I bought a @Fairphone #wearefairphone

fairphone

I knew I was about due the end of my contract with Three, and I’ve had days where I’ve loved my Samsung S3, and days when I haven’t, but I’m guessing no phone is perfect. Was getting excited about the idea of the Samsung S5 as apparently they’d improved loads of things on it, particularly the battery life! However, last year I became vaguely aware of the @Fairphone, and as I often make mention of how to behave ethically/morally online, it’s made me think a lot more about what I own in the electronics sphere (to be honest, don’t own a great deal of other “stuff” of any value), so I started to think about it. Then at #TDC14 the other week, there was a speaker talking about the wars in the Congo – and that most of them are down to fighting over the minerals in mobile phones – so people are dying for our technology.

I need a really good phone as so much of my job is reliant upon digital, so I was nervous about going to such a small brand, but a few more tech-savvy friends (I’m more of the ‘Can I do this with it? Great! Can you do it?’ school when it comes to digital – although there’s an increasing number of tools that are easy to use, and those I work with too) about the spec, and it was said to be at least as good as the S3, probably better – and it’s dual-SIM – maybe I can get an extra SIM card and then have a mobile number to give out for work – I like to impose boundaries on at least some of my tech. Walking into the Three store – one of their staff hadn’t heard of it – looked it up – and said it was a good spec – so now moved to a SIM only deal. Financially, this will work out about £200 cheaper overall once I’ve used the Fairphone for a couple of years … and it appears my “old” phone is still worth about £100 on ebay! I have asked around on Twitter/Facebook quite a lot recently – and people who have them all seem really pleased with them … so an even bigger number of us appear to be diving in this year …  There are 35,000 phones being manufactured ready for July 2014 – right now 13,034 have been sold. 

Ethical Superstore has written a piece on this, ending:

Buying electronics should be no different to buying coffee or tea. If we want to see a fairer world, we need to support the companies that are working to make that happen. Through our purchasing decisions we provide the demand that allows these companies to grow. As consumers we can vote with our wallets…we just need to make sure we vote for the change we want to see.

and Rankabrand defines it as the most environmentally sustainable phone… and most of its sales seems to be on word-of-mouth. Am committed now, so…

Smartphones… Can you really get away from it all?

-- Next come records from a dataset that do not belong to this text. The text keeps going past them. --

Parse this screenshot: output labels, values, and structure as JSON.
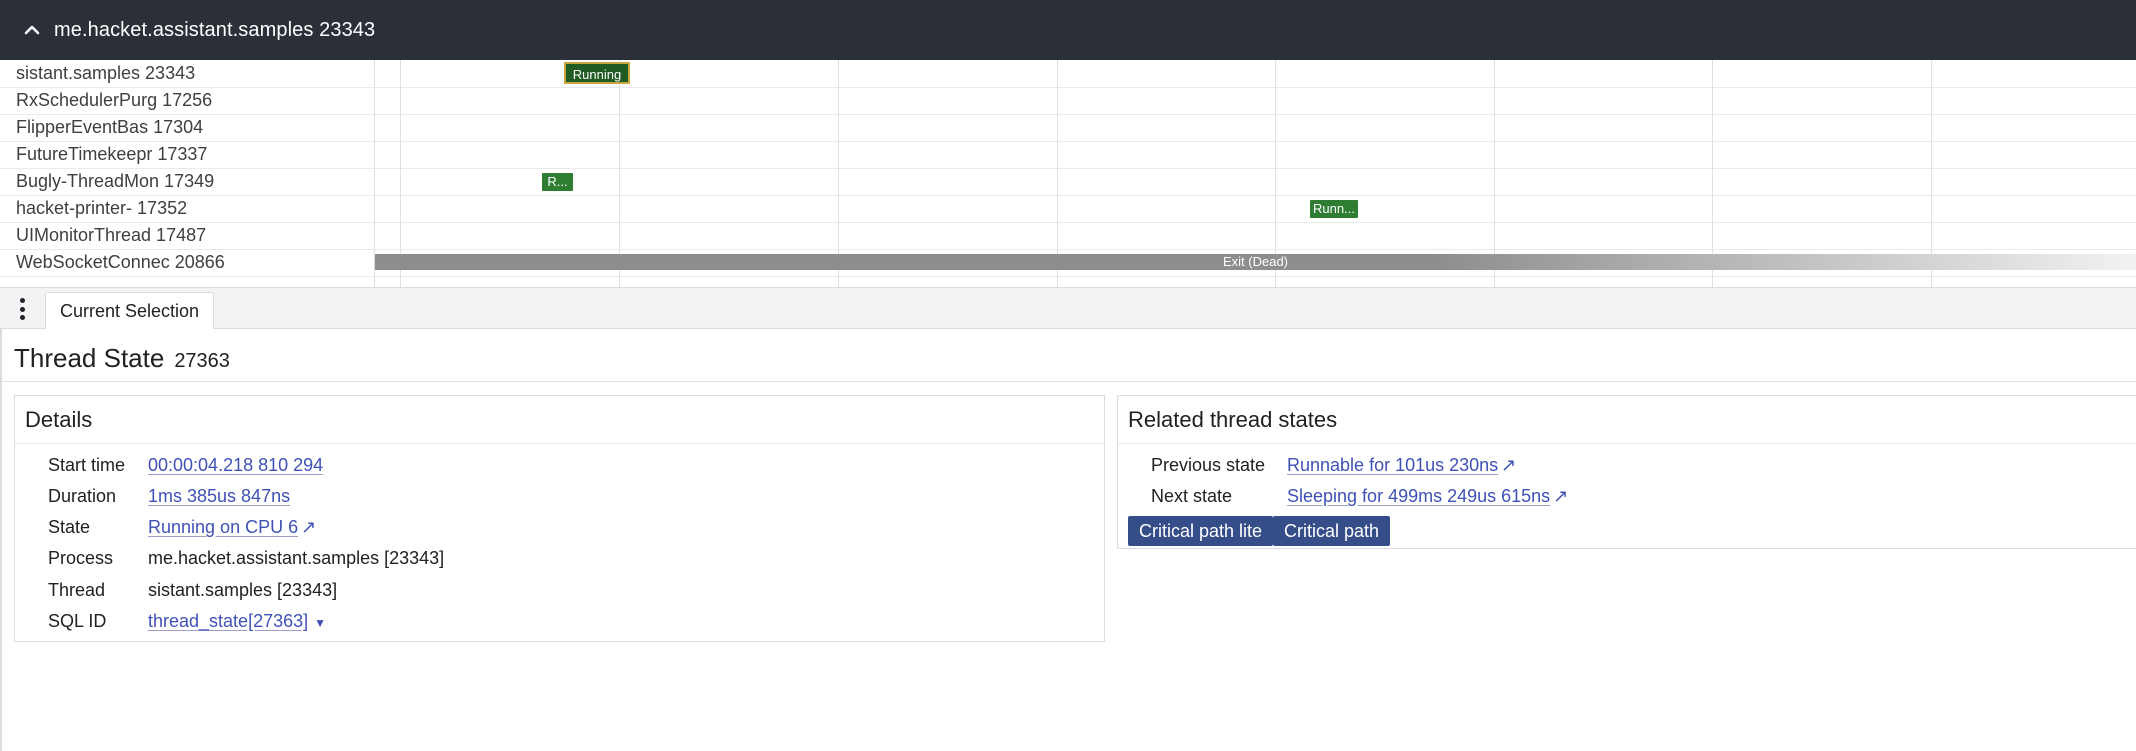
{
  "header": {
    "title": "me.hacket.assistant.samples 23343"
  },
  "tracks": {
    "rows": [
      "sistant.samples 23343",
      "RxSchedulerPurg 17256",
      "FlipperEventBas 17304",
      "FutureTimekeepr 17337",
      "Bugly-ThreadMon 17349",
      "hacket-printer- 17352",
      "UIMonitorThread 17487",
      "WebSocketConnec 20866"
    ],
    "slices": {
      "selected_running": "Running",
      "bugly_running": "R...",
      "printer_running": "Runn...",
      "websocket_exit": "Exit (Dead)"
    }
  },
  "tabs": {
    "current": "Current Selection"
  },
  "details_panel": {
    "title": "Thread State",
    "id": "27363",
    "details": {
      "heading": "Details",
      "start_time_label": "Start time",
      "start_time_value": "00:00:04.218 810 294",
      "duration_label": "Duration",
      "duration_value": "1ms 385us 847ns",
      "state_label": "State",
      "state_value": "Running on CPU 6",
      "process_label": "Process",
      "process_value": "me.hacket.assistant.samples [23343]",
      "thread_label": "Thread",
      "thread_value": "sistant.samples [23343]",
      "sqlid_label": "SQL ID",
      "sqlid_value": "thread_state[27363]"
    },
    "related": {
      "heading": "Related thread states",
      "previous_label": "Previous state",
      "previous_value": "Runnable for 101us 230ns",
      "next_label": "Next state",
      "next_value": "Sleeping for 499ms 249us 615ns",
      "critical_path_lite": "Critical path lite",
      "critical_path": "Critical path"
    }
  },
  "colors": {
    "header_bg": "#2b2f38",
    "running_slice": "#2e7d32",
    "selected_slice": "#1f5b22",
    "link": "#3f51b5",
    "button": "#354e8a"
  }
}
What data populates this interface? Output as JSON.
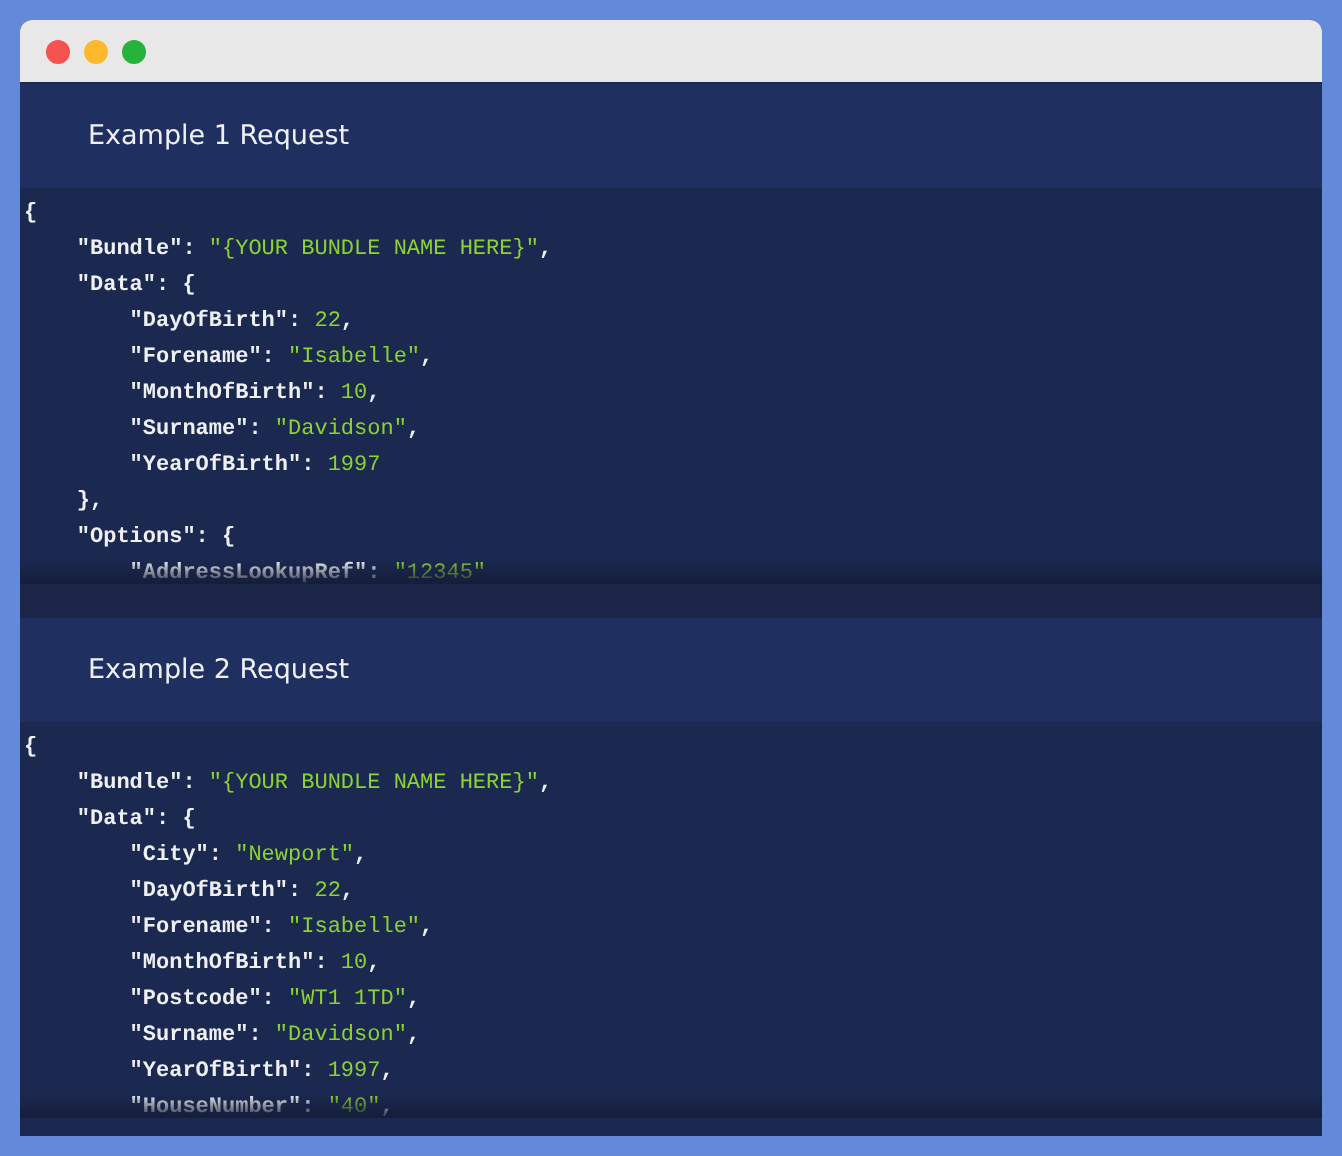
{
  "window": {
    "controls": [
      {
        "kind": "close"
      },
      {
        "kind": "minimize"
      },
      {
        "kind": "zoom"
      }
    ]
  },
  "examples": [
    {
      "title": "Example 1 Request",
      "lines": [
        {
          "tokens": [
            {
              "kind": "punct",
              "text": "{"
            }
          ],
          "children": [
            {
              "tokens": [
                {
                  "kind": "key",
                  "text": "\"Bundle\": "
                },
                {
                  "kind": "value",
                  "text": "\"{YOUR BUNDLE NAME HERE}\""
                },
                {
                  "kind": "punct",
                  "text": ","
                }
              ]
            },
            {
              "tokens": [
                {
                  "kind": "key",
                  "text": "\"Data\": {"
                }
              ],
              "children": [
                {
                  "tokens": [
                    {
                      "kind": "key",
                      "text": "\"DayOfBirth\": "
                    },
                    {
                      "kind": "value",
                      "text": "22"
                    },
                    {
                      "kind": "punct",
                      "text": ","
                    }
                  ]
                },
                {
                  "tokens": [
                    {
                      "kind": "key",
                      "text": "\"Forename\": "
                    },
                    {
                      "kind": "value",
                      "text": "\"Isabelle\""
                    },
                    {
                      "kind": "punct",
                      "text": ","
                    }
                  ]
                },
                {
                  "tokens": [
                    {
                      "kind": "key",
                      "text": "\"MonthOfBirth\": "
                    },
                    {
                      "kind": "value",
                      "text": "10"
                    },
                    {
                      "kind": "punct",
                      "text": ","
                    }
                  ]
                },
                {
                  "tokens": [
                    {
                      "kind": "key",
                      "text": "\"Surname\": "
                    },
                    {
                      "kind": "value",
                      "text": "\"Davidson\""
                    },
                    {
                      "kind": "punct",
                      "text": ","
                    }
                  ]
                },
                {
                  "tokens": [
                    {
                      "kind": "key",
                      "text": "\"YearOfBirth\": "
                    },
                    {
                      "kind": "value",
                      "text": "1997"
                    }
                  ]
                }
              ]
            },
            {
              "tokens": [
                {
                  "kind": "punct",
                  "text": "},"
                }
              ]
            },
            {
              "tokens": [
                {
                  "kind": "key",
                  "text": "\"Options\": {"
                }
              ],
              "children": [
                {
                  "tokens": [
                    {
                      "kind": "key",
                      "text": "\"AddressLookupRef\": "
                    },
                    {
                      "kind": "value",
                      "text": "\"12345\""
                    }
                  ]
                }
              ]
            }
          ]
        }
      ]
    },
    {
      "title": "Example 2 Request",
      "lines": [
        {
          "tokens": [
            {
              "kind": "punct",
              "text": "{"
            }
          ],
          "children": [
            {
              "tokens": [
                {
                  "kind": "key",
                  "text": "\"Bundle\": "
                },
                {
                  "kind": "value",
                  "text": "\"{YOUR BUNDLE NAME HERE}\""
                },
                {
                  "kind": "punct",
                  "text": ","
                }
              ]
            },
            {
              "tokens": [
                {
                  "kind": "key",
                  "text": "\"Data\": {"
                }
              ],
              "children": [
                {
                  "tokens": [
                    {
                      "kind": "key",
                      "text": "\"City\": "
                    },
                    {
                      "kind": "value",
                      "text": "\"Newport\""
                    },
                    {
                      "kind": "punct",
                      "text": ","
                    }
                  ]
                },
                {
                  "tokens": [
                    {
                      "kind": "key",
                      "text": "\"DayOfBirth\": "
                    },
                    {
                      "kind": "value",
                      "text": "22"
                    },
                    {
                      "kind": "punct",
                      "text": ","
                    }
                  ]
                },
                {
                  "tokens": [
                    {
                      "kind": "key",
                      "text": "\"Forename\": "
                    },
                    {
                      "kind": "value",
                      "text": "\"Isabelle\""
                    },
                    {
                      "kind": "punct",
                      "text": ","
                    }
                  ]
                },
                {
                  "tokens": [
                    {
                      "kind": "key",
                      "text": "\"MonthOfBirth\": "
                    },
                    {
                      "kind": "value",
                      "text": "10"
                    },
                    {
                      "kind": "punct",
                      "text": ","
                    }
                  ]
                },
                {
                  "tokens": [
                    {
                      "kind": "key",
                      "text": "\"Postcode\": "
                    },
                    {
                      "kind": "value",
                      "text": "\"WT1 1TD\""
                    },
                    {
                      "kind": "punct",
                      "text": ","
                    }
                  ]
                },
                {
                  "tokens": [
                    {
                      "kind": "key",
                      "text": "\"Surname\": "
                    },
                    {
                      "kind": "value",
                      "text": "\"Davidson\""
                    },
                    {
                      "kind": "punct",
                      "text": ","
                    }
                  ]
                },
                {
                  "tokens": [
                    {
                      "kind": "key",
                      "text": "\"YearOfBirth\": "
                    },
                    {
                      "kind": "value",
                      "text": "1997"
                    },
                    {
                      "kind": "punct",
                      "text": ","
                    }
                  ]
                },
                {
                  "tokens": [
                    {
                      "kind": "key",
                      "text": "\"HouseNumber\": "
                    },
                    {
                      "kind": "value",
                      "text": "\"40\""
                    },
                    {
                      "kind": "punct",
                      "text": ","
                    }
                  ]
                }
              ]
            }
          ]
        }
      ]
    }
  ]
}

There should by rights be a team of holiday police who wrestle your tech from your grasp as you pass through customs. At the very least there should be an amnesty box, in which you can deposit your phone and/or personal organiser for the duration of your trip. But alas, there is none of these things. And so a combination of modern communication infrastructure and weak will have allowed the tentacles of work to extend well beyond the walls of my place of employment.

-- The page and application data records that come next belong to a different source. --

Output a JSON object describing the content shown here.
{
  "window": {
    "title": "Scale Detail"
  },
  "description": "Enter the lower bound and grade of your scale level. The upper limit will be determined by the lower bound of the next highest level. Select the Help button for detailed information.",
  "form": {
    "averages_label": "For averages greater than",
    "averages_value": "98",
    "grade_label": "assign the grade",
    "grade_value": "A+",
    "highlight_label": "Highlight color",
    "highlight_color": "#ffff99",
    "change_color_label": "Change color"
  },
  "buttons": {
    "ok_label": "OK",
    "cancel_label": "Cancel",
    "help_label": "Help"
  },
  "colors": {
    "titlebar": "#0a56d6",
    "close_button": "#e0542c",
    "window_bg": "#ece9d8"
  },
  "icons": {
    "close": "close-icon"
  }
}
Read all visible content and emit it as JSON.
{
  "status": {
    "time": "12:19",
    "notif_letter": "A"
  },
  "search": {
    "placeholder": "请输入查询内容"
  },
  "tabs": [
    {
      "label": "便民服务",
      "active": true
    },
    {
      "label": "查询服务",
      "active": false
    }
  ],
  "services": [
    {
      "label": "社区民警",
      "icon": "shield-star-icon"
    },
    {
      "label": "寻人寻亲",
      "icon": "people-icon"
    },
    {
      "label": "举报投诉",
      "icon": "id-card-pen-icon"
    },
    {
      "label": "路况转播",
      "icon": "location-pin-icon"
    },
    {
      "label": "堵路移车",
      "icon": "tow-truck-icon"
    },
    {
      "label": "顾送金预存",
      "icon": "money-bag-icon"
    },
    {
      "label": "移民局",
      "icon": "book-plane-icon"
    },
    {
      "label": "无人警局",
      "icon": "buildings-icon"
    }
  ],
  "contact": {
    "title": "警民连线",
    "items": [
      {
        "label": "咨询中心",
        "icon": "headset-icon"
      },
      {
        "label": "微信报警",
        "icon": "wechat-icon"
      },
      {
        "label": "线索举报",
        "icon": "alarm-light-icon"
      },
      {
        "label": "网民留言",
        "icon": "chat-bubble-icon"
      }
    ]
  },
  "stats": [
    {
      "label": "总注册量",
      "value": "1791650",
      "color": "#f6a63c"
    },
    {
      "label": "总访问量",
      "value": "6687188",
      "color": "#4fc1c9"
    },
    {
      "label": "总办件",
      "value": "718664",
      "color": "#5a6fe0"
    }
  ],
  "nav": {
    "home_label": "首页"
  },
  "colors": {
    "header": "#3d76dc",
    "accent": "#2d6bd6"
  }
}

When I finally get round to unpacking I find that I have forgotten my charger. This is perhaps the act of a desperate subconscious trying to save me from myself. The battery will not last the week and so the phone gets switched off. But still I find myself sneaking away from the dinner table every now and then, powering the thing up to see if there are any messages, all the while trying to avoid discovery by my family. I feel like a wireless operator for the French Resistance. Except, well, what exactly am I resisting? The chance to spend proper time with my family, the opportunity to take time out from work, the undeniable need to recharge my own batteries?

Read full story by Kevin Fong.

Research intelligence: Smart(phone) moves

Zoë Corbyn reports from Washington DC on journal publishers’ plans to get a piece of the mobile action

Imagine being on the bus with a smartphone browsing your favourite journal, or at home, downloading papers to an e-reader for a spot of bedtime reading.

Journal publishers in science, technology and medicine are hoping that this could soon be normal behaviour as they strive to improve their offerings to readers with mobile devices.

Their eagerness to embrace this brave new world was on display last week at an annual conference in Washington DC, when delegates gathered to share information on emerging trends in scholarly publishing, evolving technologies and business models.

The conference, organised by the publishing services company Allen Press, was titled Scholarly Publishing: Boldly Going Where No Journal Has Gone Before.

“The internet, as we all know, has brought about profound changes in every stage of the scholarly communication process, greatly accelerating the pace of change,” the conference blurb says. “For (science, technology and medicine) journal publishers, this means new opportunities, new markets and new business models. It also means that familiar paradigms are disappearing. Those who cannot adapt to the new ones may not survive.”

Read full story in the Times Higher Education.